Future Parent Attitude Change: An Outcome of Undergraduate Parenting Education

Article excerpt

Abstract: Future parent attitude change was investigated as an outcome of an undergraduate course in Parenting. The Hereford Parent Attitude Survey and 14 investigator-generated items measuring attitudes toward physical punishment were used as a pre- and post-test with 84 undergraduate students at a small, sectarian college. The results suggest that undergraduate students who are not parents can show evidence of significant change in some of their attitudes toward children and parenting after participating in a semesterlong course.

Family diversity as well as an array of social issues with which families must deal presents numerous challenges for parents today. Parenthood is one of the most rewarding, yet demanding and stressful, relationships assumed by about two-thirds of the American population. Many acknowledge that parenthood, although a role for which preparation is sorely needed, is one of the few important societal roles for which little systematic training exists (Baumrind, 1976; Brooks, 1996; Skolnick, 1991). A multitude of problematic conditions ranging from family violence to poor academic achievement to mental illness have been associated with difficulties in parenting and unrealistic expectations of child behavior (Gelles, 1991; Rutter, Tizard, & Whitmore,1981).

Educators and mental health professionals increasingly have become aware of the need to develop, offer, and evaluate programs that teach parenting skills as well as concepts related to the milestones of child development. Over the past two decades much has been written about parent education, and several studies have been undertaken to evaluate specific parenting education programs (Brems, Baldwin, & Baxter,1993; First & Way, 1995; Fox, Fox, & Anderson, 1991). Comparisons of programs with a variety of theoretical bases have been made (Anchor & Thomason, 1977; Dembo, Sweitzer, & Lauritzen, 1985), and alternate methods of teaching parenting have been evaluated (Kroth,1983).
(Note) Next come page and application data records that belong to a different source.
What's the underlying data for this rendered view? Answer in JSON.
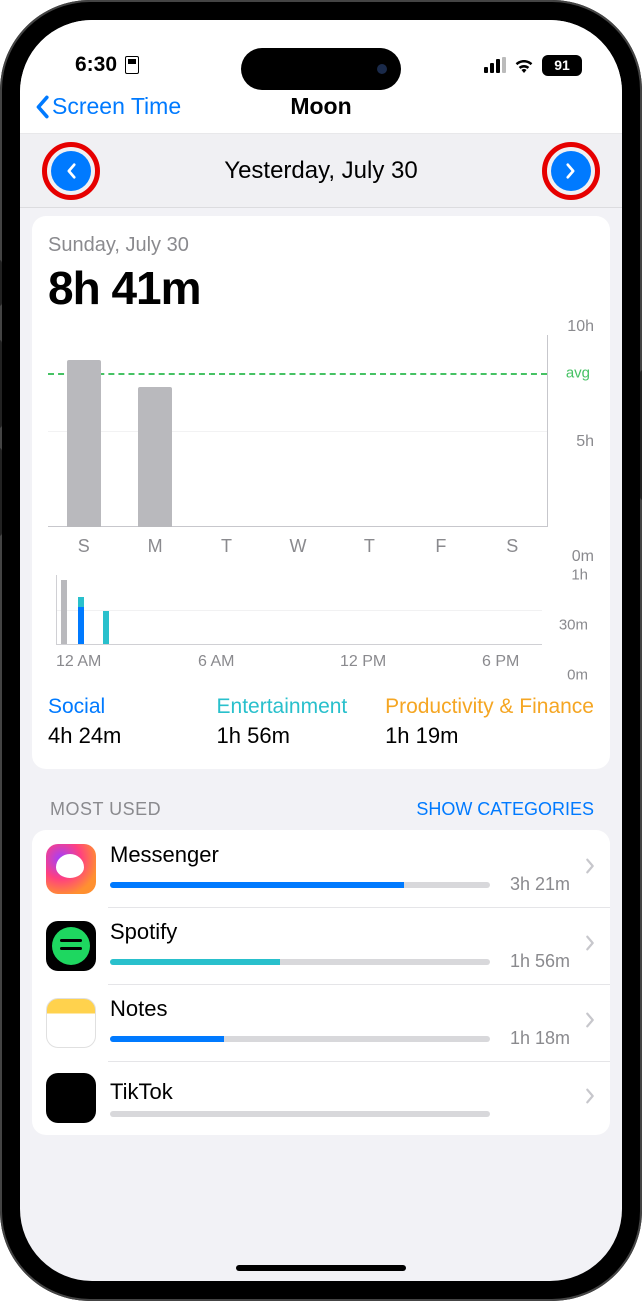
{
  "status": {
    "time": "6:30",
    "battery": "91"
  },
  "nav": {
    "back": "Screen Time",
    "title": "Moon"
  },
  "date_selector": {
    "label": "Yesterday, July 30"
  },
  "summary": {
    "subtitle": "Sunday, July 30",
    "total": "8h 41m"
  },
  "chart_data": {
    "week": {
      "type": "bar",
      "categories": [
        "S",
        "M",
        "T",
        "W",
        "T",
        "F",
        "S"
      ],
      "values": [
        8.7,
        7.3,
        0,
        0,
        0,
        0,
        0
      ],
      "ylim": [
        0,
        10
      ],
      "yticks": [
        {
          "v": 10,
          "label": "10h"
        },
        {
          "v": 5,
          "label": "5h"
        },
        {
          "v": 0,
          "label": "0m"
        }
      ],
      "avg": 8.0,
      "avg_label": "avg"
    },
    "hourly": {
      "type": "bar",
      "x_labels": [
        "12 AM",
        "6 AM",
        "12 PM",
        "6 PM"
      ],
      "ylim": [
        0,
        60
      ],
      "yticks": [
        {
          "v": 60,
          "label": "1h"
        },
        {
          "v": 30,
          "label": "30m"
        },
        {
          "v": 0,
          "label": "0m"
        }
      ],
      "bars": [
        {
          "h": 0,
          "segments": [
            {
              "c": "#b9b9bd",
              "v": 55
            },
            {
              "c": "#007aff",
              "v": 0
            }
          ]
        },
        {
          "h": 1,
          "segments": [
            {
              "c": "#29c0cc",
              "v": 8
            },
            {
              "c": "#007aff",
              "v": 32
            }
          ]
        },
        {
          "h": 2,
          "segments": [
            {
              "c": "#29c0cc",
              "v": 28
            }
          ]
        }
      ]
    }
  },
  "categories": [
    {
      "name": "Social",
      "time": "4h 24m",
      "class": "c-social"
    },
    {
      "name": "Entertainment",
      "time": "1h 56m",
      "class": "c-ent"
    },
    {
      "name": "Productivity & Finance",
      "time": "1h 19m",
      "class": "c-prod"
    }
  ],
  "most_used": {
    "header": "MOST USED",
    "action": "SHOW CATEGORIES",
    "max_minutes": 260,
    "apps": [
      {
        "name": "Messenger",
        "time": "3h 21m",
        "minutes": 201,
        "icon": "icon-messenger",
        "bar": "bar-blue"
      },
      {
        "name": "Spotify",
        "time": "1h 56m",
        "minutes": 116,
        "icon": "icon-spotify",
        "bar": "bar-teal"
      },
      {
        "name": "Notes",
        "time": "1h 18m",
        "minutes": 78,
        "icon": "icon-notes",
        "bar": "bar-blue"
      },
      {
        "name": "TikTok",
        "time": "",
        "minutes": 0,
        "icon": "icon-tiktok",
        "bar": "bar-blue"
      }
    ]
  }
}
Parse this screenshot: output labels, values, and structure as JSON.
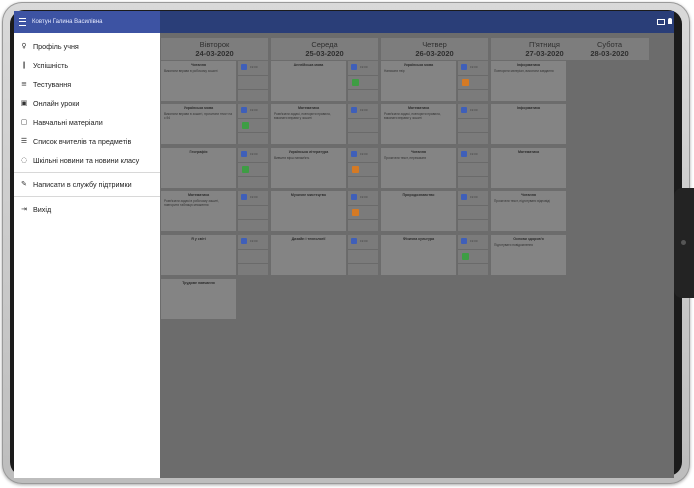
{
  "window": {
    "user_name": "Ковтун Галина Василівна",
    "icons": [
      "menu-icon",
      "mail-icon",
      "bell-icon"
    ]
  },
  "sidebar": {
    "items": [
      {
        "icon": "person-icon",
        "glyph": "♀",
        "label": "Профіль учня"
      },
      {
        "icon": "bar-chart-icon",
        "glyph": "❙",
        "label": "Успішність"
      },
      {
        "icon": "list-icon",
        "glyph": "≡",
        "label": "Тестування"
      },
      {
        "icon": "video-icon",
        "glyph": "▣",
        "label": "Онлайн уроки"
      },
      {
        "icon": "book-icon",
        "glyph": "▢",
        "label": "Навчальні матеріали"
      },
      {
        "icon": "list-check-icon",
        "glyph": "☰",
        "label": "Список вчителів та предметів"
      },
      {
        "icon": "chat-icon",
        "glyph": "◌",
        "label": "Шкільні новини та новини класу"
      },
      {
        "icon": "pencil-icon",
        "glyph": "✎",
        "label": "Написати в службу підтримки"
      },
      {
        "icon": "logout-icon",
        "glyph": "⇥",
        "label": "Вихід"
      }
    ]
  },
  "schedule": {
    "days": [
      {
        "name": "Вівторок",
        "date": "24-03-2020"
      },
      {
        "name": "Середа",
        "date": "25-03-2020"
      },
      {
        "name": "Четвер",
        "date": "26-03-2020"
      },
      {
        "name": "П'ятниця",
        "date": "27-03-2020"
      },
      {
        "name": "Субота",
        "date": "28-03-2020"
      }
    ],
    "columns": [
      {
        "day": "Вівторок",
        "lessons": [
          {
            "title": "Читання",
            "desc": "Виконати вправи в робочому зошиті",
            "hw_time": "19:00",
            "status": "none"
          },
          {
            "title": "Українська мова",
            "desc": "Виконати вправи в зошиті, прочитати текст на с.94",
            "hw_time": "19:00",
            "status": "green"
          },
          {
            "title": "Географія",
            "desc": "",
            "hw_time": "19:00",
            "status": "green"
          },
          {
            "title": "Математика",
            "desc": "Розв'язати задачі в робочому зошиті, повторити таблицю множення",
            "hw_time": "19:00",
            "status": "none"
          },
          {
            "title": "Я у світі",
            "desc": "",
            "hw_time": "19:00",
            "status": "none"
          },
          {
            "title": "Трудове навчання",
            "desc": "",
            "hw_time": "",
            "status": "none"
          }
        ]
      },
      {
        "day": "Середа",
        "lessons": [
          {
            "title": "Англійська мова",
            "desc": "",
            "hw_time": "19:00",
            "status": "green"
          },
          {
            "title": "Математика",
            "desc": "Розв'язати задачі, повторити правила, виконати вправи у зошиті",
            "hw_time": "19:00",
            "status": "none"
          },
          {
            "title": "Українська література",
            "desc": "Вивчити вірш напам'ять",
            "hw_time": "19:00",
            "status": "orange"
          },
          {
            "title": "Музичне мистецтво",
            "desc": "",
            "hw_time": "19:00",
            "status": "orange"
          },
          {
            "title": "Дизайн і технології",
            "desc": "",
            "hw_time": "19:00",
            "status": "none"
          }
        ]
      },
      {
        "day": "Четвер",
        "lessons": [
          {
            "title": "Українська мова",
            "desc": "Написати твір",
            "hw_time": "19:00",
            "status": "orange"
          },
          {
            "title": "Математика",
            "desc": "Розв'язати задачі, повторити правила, виконати вправи у зошиті",
            "hw_time": "19:00",
            "status": "none"
          },
          {
            "title": "Читання",
            "desc": "Прочитати текст, переказати",
            "hw_time": "19:00",
            "status": "none"
          },
          {
            "title": "Природознавство",
            "desc": "",
            "hw_time": "19:00",
            "status": "none"
          },
          {
            "title": "Фізична культура",
            "desc": "",
            "hw_time": "19:00",
            "status": "green"
          }
        ]
      },
      {
        "day": "П'ятниця",
        "lessons": [
          {
            "title": "Інформатика",
            "desc": "Повторити матеріал, виконати завдання",
            "hw_time": "",
            "status": "none"
          },
          {
            "title": "Інформатика",
            "desc": "",
            "hw_time": "",
            "status": "none"
          },
          {
            "title": "Математика",
            "desc": "",
            "hw_time": "",
            "status": "none"
          },
          {
            "title": "Читання",
            "desc": "Прочитати текст, підготувати відповіді",
            "hw_time": "",
            "status": "none"
          },
          {
            "title": "Основи здоров'я",
            "desc": "Підготувати повідомлення",
            "hw_time": "",
            "status": "none"
          }
        ]
      },
      {
        "day": "Субота",
        "lessons": []
      }
    ]
  }
}
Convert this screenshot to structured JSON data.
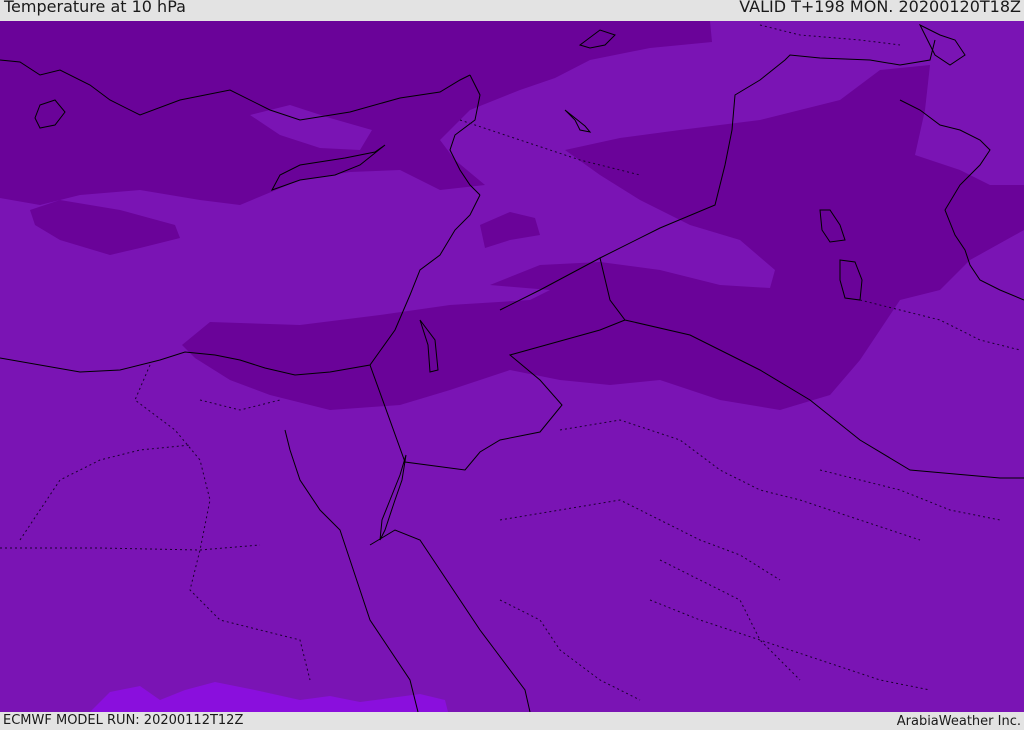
{
  "header": {
    "title": "Temperature at 10 hPa",
    "valid": "VALID T+198 MON. 20200120T18Z"
  },
  "footer": {
    "model_run": "ECMWF MODEL RUN: 20200112T12Z",
    "credit": "ArabiaWeather Inc."
  },
  "colors": {
    "band_light": "#7a14b4",
    "band_dark": "#6a0399",
    "band_warm": "#8a0fdd",
    "coastline": "#000000"
  }
}
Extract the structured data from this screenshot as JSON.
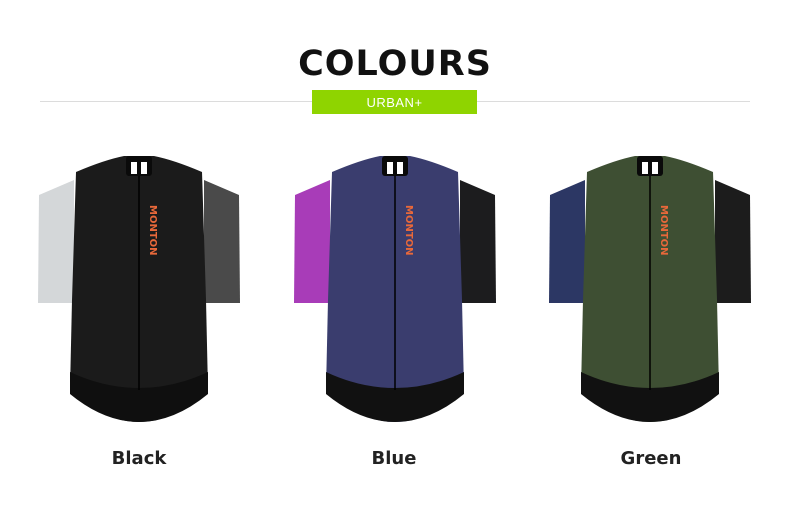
{
  "heading": "COLOURS",
  "badge": "URBAN+",
  "products": [
    {
      "label": "Black",
      "colors": {
        "body": "#1b1b1b",
        "left_sleeve": "#d4d7d9",
        "right_sleeve": "#4a4a4a",
        "hem": "#0f0f0f"
      }
    },
    {
      "label": "Blue",
      "colors": {
        "body": "#3a3d6e",
        "left_sleeve": "#a83cb8",
        "right_sleeve": "#1c1c1e",
        "hem": "#111111"
      }
    },
    {
      "label": "Green",
      "colors": {
        "body": "#3e4f33",
        "left_sleeve": "#2c3764",
        "right_sleeve": "#1c1c1c",
        "hem": "#111111"
      }
    }
  ],
  "brand_mark": "MONTON",
  "accent_color": "#e8683a"
}
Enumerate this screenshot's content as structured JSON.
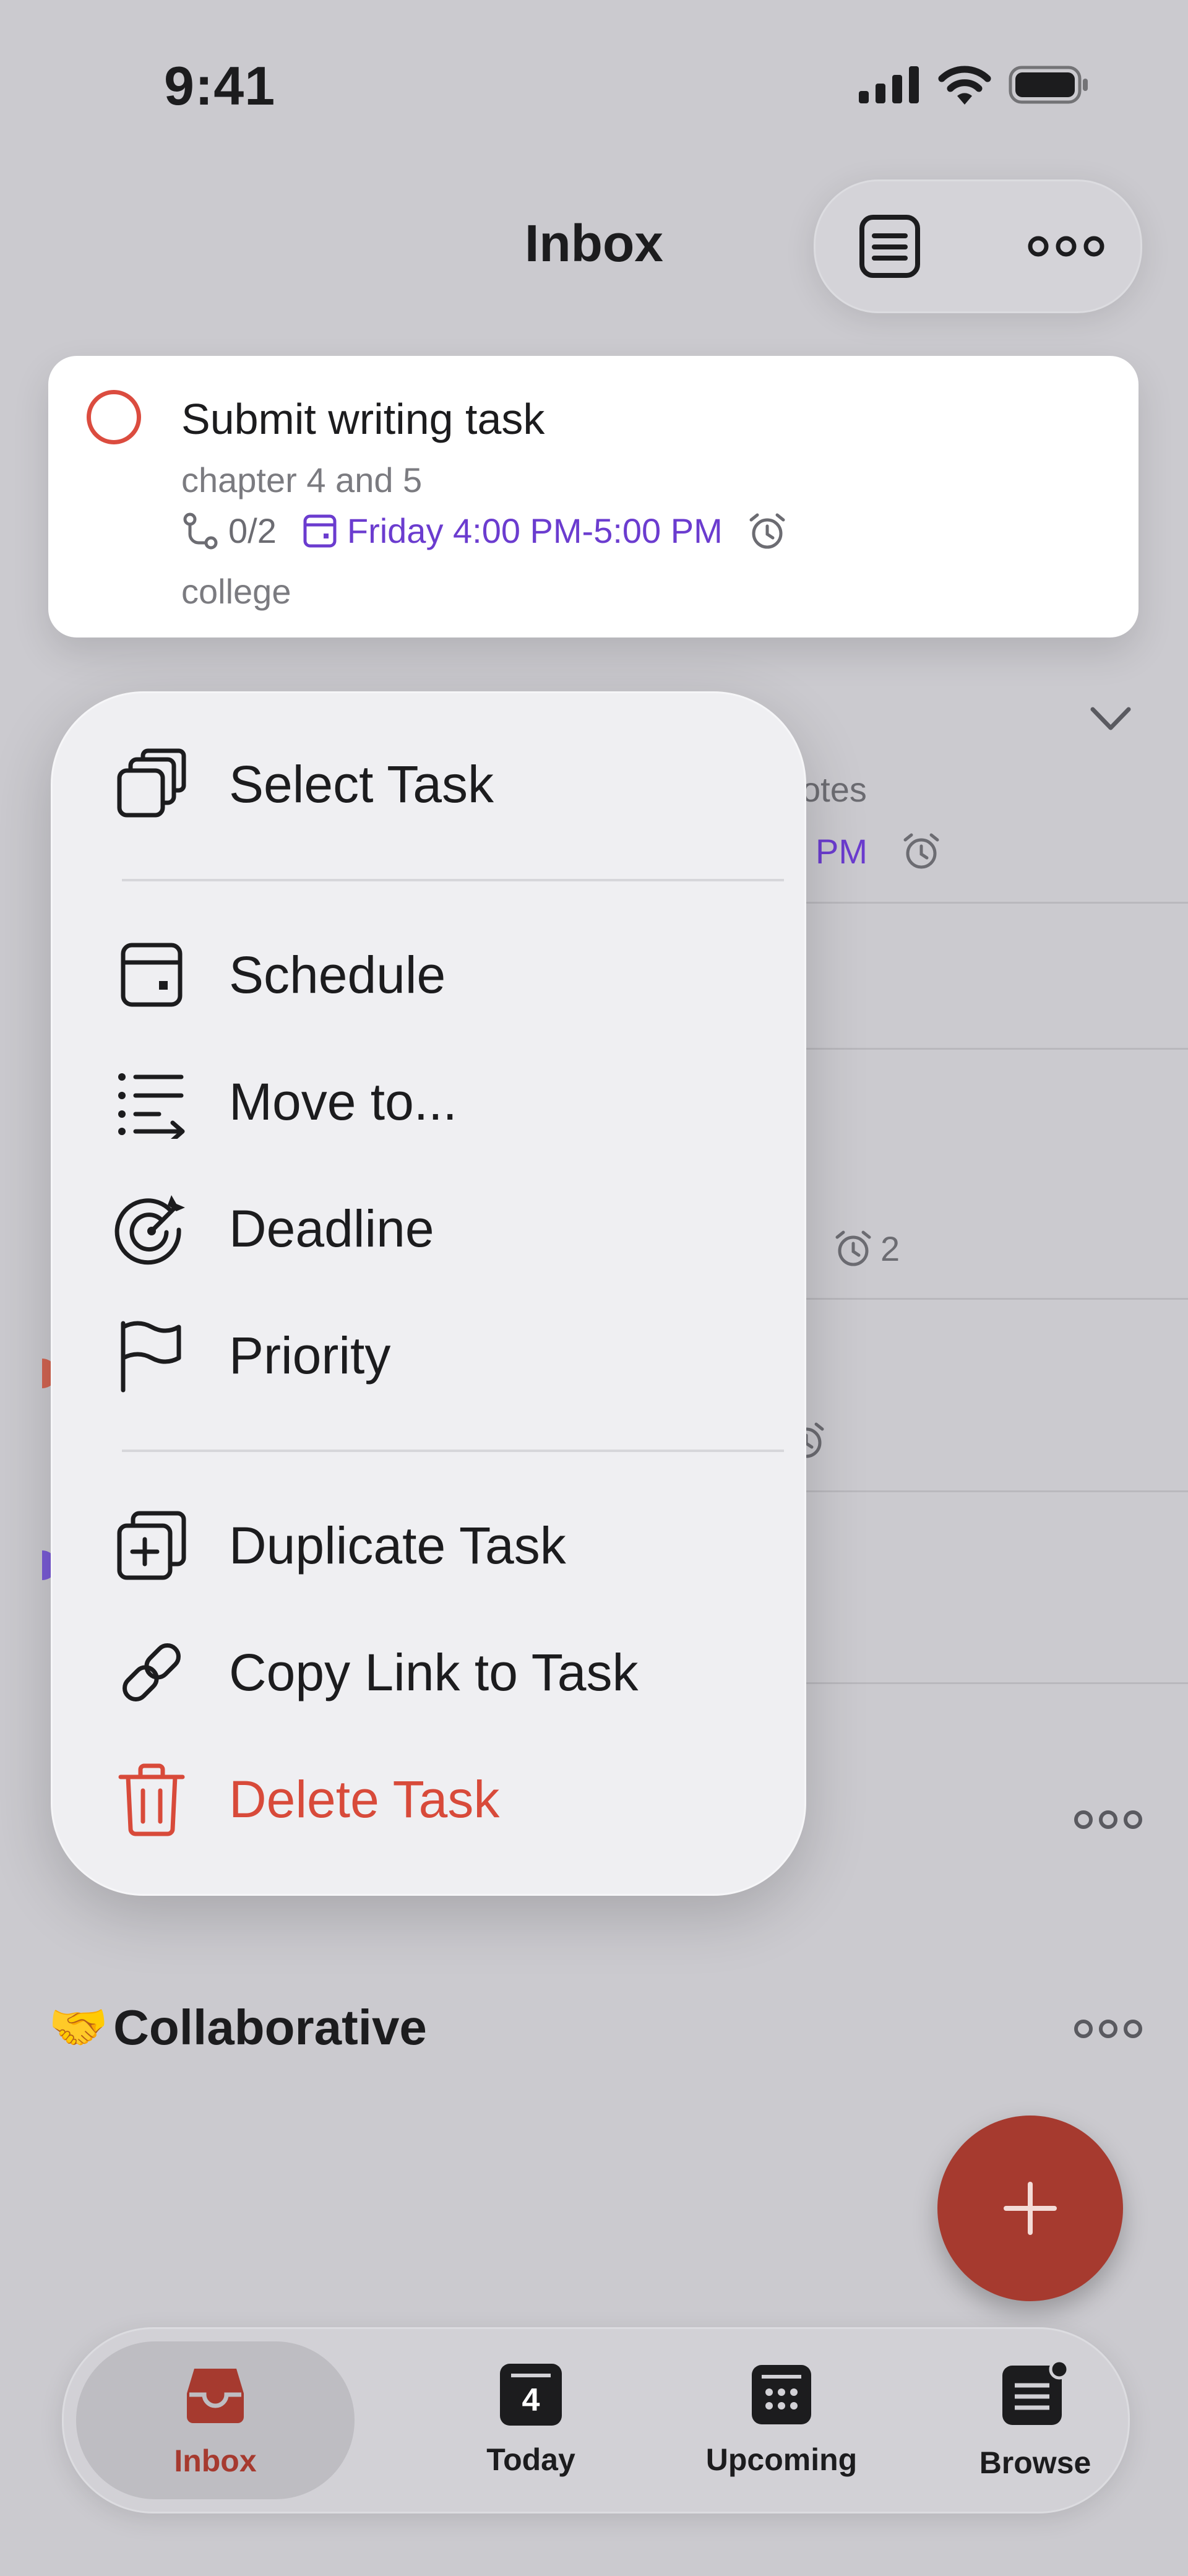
{
  "status_bar": {
    "time": "9:41"
  },
  "header": {
    "title": "Inbox"
  },
  "task": {
    "title": "Submit writing task",
    "description": "chapter 4 and 5",
    "subtasks": "0/2",
    "date": "Friday 4:00 PM-5:00 PM",
    "label": "college"
  },
  "background_fragments": {
    "notes": "otes",
    "time_suffix": "PM",
    "reminders": "2"
  },
  "menu": {
    "select": "Select Task",
    "schedule": "Schedule",
    "move": "Move to...",
    "deadline": "Deadline",
    "priority": "Priority",
    "duplicate": "Duplicate Task",
    "copy_link": "Copy Link to Task",
    "delete": "Delete Task"
  },
  "projects": {
    "collaborative": "Collaborative",
    "collaborative_emoji": "🤝"
  },
  "tabs": {
    "inbox": "Inbox",
    "today": "Today",
    "today_day": "4",
    "upcoming": "Upcoming",
    "browse": "Browse"
  },
  "colors": {
    "accent": "#db4c3f",
    "purple": "#6b3ccf",
    "delete": "#d84a3a"
  }
}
The majority of existing research efforts assessing parenting education programs has focused on teaching parenting knowledge and skills to practicing parents. Programs designed to teach parents of children at each stage of development from infancy to adolescence have been evaluated (Handforth, 1994; Huhn & Zimpfer, 1989). Other researchers have focused on potentially challenged or atrisk target groups (Goodyear & Rubovits, 1982; Luster, Perlstadt, Sims, & Juang, 1996; Singer, Davilier, Brening, Hawkins, & Yamashita, 1996). Those parenting in diverse family forms, such as single-parent families and blended families, have also been the target of some parenting education programs (Nelson & Levant, 1991; Olson & Banyard, 1993). Comparisons of the effectiveness of programs aimed at parents in various settings from rural to urban have been examined (Spoth, Redmond, Haggerty, & Ward, 1995).

Most parenting program assessments have netted positive outcomes, claiming an array of benefits for parent participants, such as attitude adjustments and increased knowledge (Handforth, 1994; Kagan, 1995) as well as greater involvement in the education of the child (Schaefer, 1991). Several parenting programs have focused on teaching new discipline techniques, and assessments have shown these programs have been successful (Pardeck, 1988; Spoth et al., 1995).

Child-related outcomes for the children of parents who have participated in parenting education programs have also been noted, including increased academic achievement (Pfannenstiel & Seltzer, 1989), improved school performance (Dembo et al., 1985), improved cognitive abilities (Slaughter, 1983), and fewer behavior problems (Eyberg & Ross, 1978; Thompson, Grow, Ruma, Daly, & Burke, 1993).

Even though parent education classes are commonly found in such curricula as Family and Consumer Sciences at the undergraduate level, little has been written assessing the outcomes of such courses. …